Extracted records ->
= Beginning of Section =
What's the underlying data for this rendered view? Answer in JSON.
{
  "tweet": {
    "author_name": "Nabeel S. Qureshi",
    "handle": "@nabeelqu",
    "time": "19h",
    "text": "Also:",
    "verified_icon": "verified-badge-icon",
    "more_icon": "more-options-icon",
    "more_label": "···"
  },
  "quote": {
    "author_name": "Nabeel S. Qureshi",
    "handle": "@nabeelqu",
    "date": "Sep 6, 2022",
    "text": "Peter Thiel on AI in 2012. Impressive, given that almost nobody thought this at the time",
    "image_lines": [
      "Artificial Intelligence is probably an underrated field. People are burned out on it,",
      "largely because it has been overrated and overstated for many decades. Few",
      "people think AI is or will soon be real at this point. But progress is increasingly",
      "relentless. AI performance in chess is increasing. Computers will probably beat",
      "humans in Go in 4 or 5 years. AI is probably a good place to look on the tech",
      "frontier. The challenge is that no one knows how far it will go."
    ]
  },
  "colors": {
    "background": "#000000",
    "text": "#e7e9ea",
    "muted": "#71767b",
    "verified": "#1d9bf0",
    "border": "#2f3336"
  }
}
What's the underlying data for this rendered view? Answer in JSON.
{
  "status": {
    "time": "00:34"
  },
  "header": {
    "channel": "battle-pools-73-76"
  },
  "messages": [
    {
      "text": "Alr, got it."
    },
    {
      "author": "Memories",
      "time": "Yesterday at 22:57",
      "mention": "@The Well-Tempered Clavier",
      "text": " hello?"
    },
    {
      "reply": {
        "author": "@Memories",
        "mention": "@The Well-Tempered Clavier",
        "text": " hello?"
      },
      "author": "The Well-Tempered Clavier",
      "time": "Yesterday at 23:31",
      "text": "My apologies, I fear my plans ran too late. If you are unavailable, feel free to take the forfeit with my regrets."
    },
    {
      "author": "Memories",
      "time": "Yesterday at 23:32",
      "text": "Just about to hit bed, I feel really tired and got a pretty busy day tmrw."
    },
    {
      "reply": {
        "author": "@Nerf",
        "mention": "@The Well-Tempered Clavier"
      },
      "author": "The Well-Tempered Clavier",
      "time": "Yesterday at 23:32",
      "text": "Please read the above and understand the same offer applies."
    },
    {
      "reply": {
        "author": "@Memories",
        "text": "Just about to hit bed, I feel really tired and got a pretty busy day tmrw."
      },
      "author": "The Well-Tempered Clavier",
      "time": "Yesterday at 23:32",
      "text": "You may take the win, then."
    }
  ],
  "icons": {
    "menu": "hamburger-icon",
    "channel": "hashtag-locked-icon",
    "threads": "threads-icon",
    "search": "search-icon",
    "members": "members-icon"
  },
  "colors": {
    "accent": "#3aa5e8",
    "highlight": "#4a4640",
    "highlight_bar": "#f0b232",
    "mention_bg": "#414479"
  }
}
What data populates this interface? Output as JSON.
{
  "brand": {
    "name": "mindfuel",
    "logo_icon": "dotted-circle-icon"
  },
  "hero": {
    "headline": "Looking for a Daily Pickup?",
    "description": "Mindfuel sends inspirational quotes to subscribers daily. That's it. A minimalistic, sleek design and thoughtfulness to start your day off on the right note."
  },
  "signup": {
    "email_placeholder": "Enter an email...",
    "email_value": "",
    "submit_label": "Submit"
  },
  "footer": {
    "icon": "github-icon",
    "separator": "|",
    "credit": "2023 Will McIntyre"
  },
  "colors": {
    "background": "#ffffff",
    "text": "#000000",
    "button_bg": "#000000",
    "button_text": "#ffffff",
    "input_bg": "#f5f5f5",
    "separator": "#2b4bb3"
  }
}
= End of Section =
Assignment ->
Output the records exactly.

Written answer ->
What's the underlying data for this rendered view? Answer in JSON.
{
  "tweet": {
    "author_name": "Nabeel S. Qureshi",
    "handle": "@nabeelqu",
    "time": "19h",
    "text": "Also:",
    "verified_icon": "verified-badge-icon",
    "more_icon": "more-options-icon",
    "more_label": "···"
  },
  "quote": {
    "author_name": "Nabeel S. Qureshi",
    "handle": "@nabeelqu",
    "date": "Sep 6, 2022",
    "text": "Peter Thiel on AI in 2012. Impressive, given that almost nobody thought this at the time",
    "image_lines": [
      "Artificial Intelligence is probably an underrated field. People are burned out on it,",
      "largely because it has been overrated and overstated for many decades. Few",
      "people think AI is or will soon be real at this point. But progress is increasingly",
      "relentless. AI performance in chess is increasing. Computers will probably beat",
      "humans in Go in 4 or 5 years. AI is probably a good place to look on the tech",
      "frontier. The challenge is that no one knows how far it will go."
    ]
  },
  "colors": {
    "background": "#000000",
    "text": "#e7e9ea",
    "muted": "#71767b",
    "verified": "#1d9bf0",
    "border": "#2f3336"
  }
}
What's the underlying data for this rendered view? Answer in JSON.
{
  "status": {
    "time": "00:34"
  },
  "header": {
    "channel": "battle-pools-73-76"
  },
  "messages": [
    {
      "text": "Alr, got it."
    },
    {
      "author": "Memories",
      "time": "Yesterday at 22:57",
      "mention": "@The Well-Tempered Clavier",
      "text": " hello?"
    },
    {
      "reply": {
        "author": "@Memories",
        "mention": "@The Well-Tempered Clavier",
        "text": " hello?"
      },
      "author": "The Well-Tempered Clavier",
      "time": "Yesterday at 23:31",
      "text": "My apologies, I fear my plans ran too late. If you are unavailable, feel free to take the forfeit with my regrets."
    },
    {
      "author": "Memories",
      "time": "Yesterday at 23:32",
      "text": "Just about to hit bed, I feel really tired and got a pretty busy day tmrw."
    },
    {
      "reply": {
        "author": "@Nerf",
        "mention": "@The Well-Tempered Clavier"
      },
      "author": "The Well-Tempered Clavier",
      "time": "Yesterday at 23:32",
      "text": "Please read the above and understand the same offer applies."
    },
    {
      "reply": {
        "author": "@Memories",
        "text": "Just about to hit bed, I feel really tired and got a pretty busy day tmrw."
      },
      "author": "The Well-Tempered Clavier",
      "time": "Yesterday at 23:32",
      "text": "You may take the win, then."
    }
  ],
  "icons": {
    "menu": "hamburger-icon",
    "channel": "hashtag-locked-icon",
    "threads": "threads-icon",
    "search": "search-icon",
    "members": "members-icon"
  },
  "colors": {
    "accent": "#3aa5e8",
    "highlight": "#4a4640",
    "highlight_bar": "#f0b232",
    "mention_bg": "#414479"
  }
}
What data populates this interface? Output as JSON.
{
  "brand": {
    "name": "mindfuel",
    "logo_icon": "dotted-circle-icon"
  },
  "hero": {
    "headline": "Looking for a Daily Pickup?",
    "description": "Mindfuel sends inspirational quotes to subscribers daily. That's it. A minimalistic, sleek design and thoughtfulness to start your day off on the right note."
  },
  "signup": {
    "email_placeholder": "Enter an email...",
    "email_value": "",
    "submit_label": "Submit"
  },
  "footer": {
    "icon": "github-icon",
    "separator": "|",
    "credit": "2023 Will McIntyre"
  },
  "colors": {
    "background": "#ffffff",
    "text": "#000000",
    "button_bg": "#000000",
    "button_text": "#ffffff",
    "input_bg": "#f5f5f5",
    "separator": "#2b4bb3"
  }
}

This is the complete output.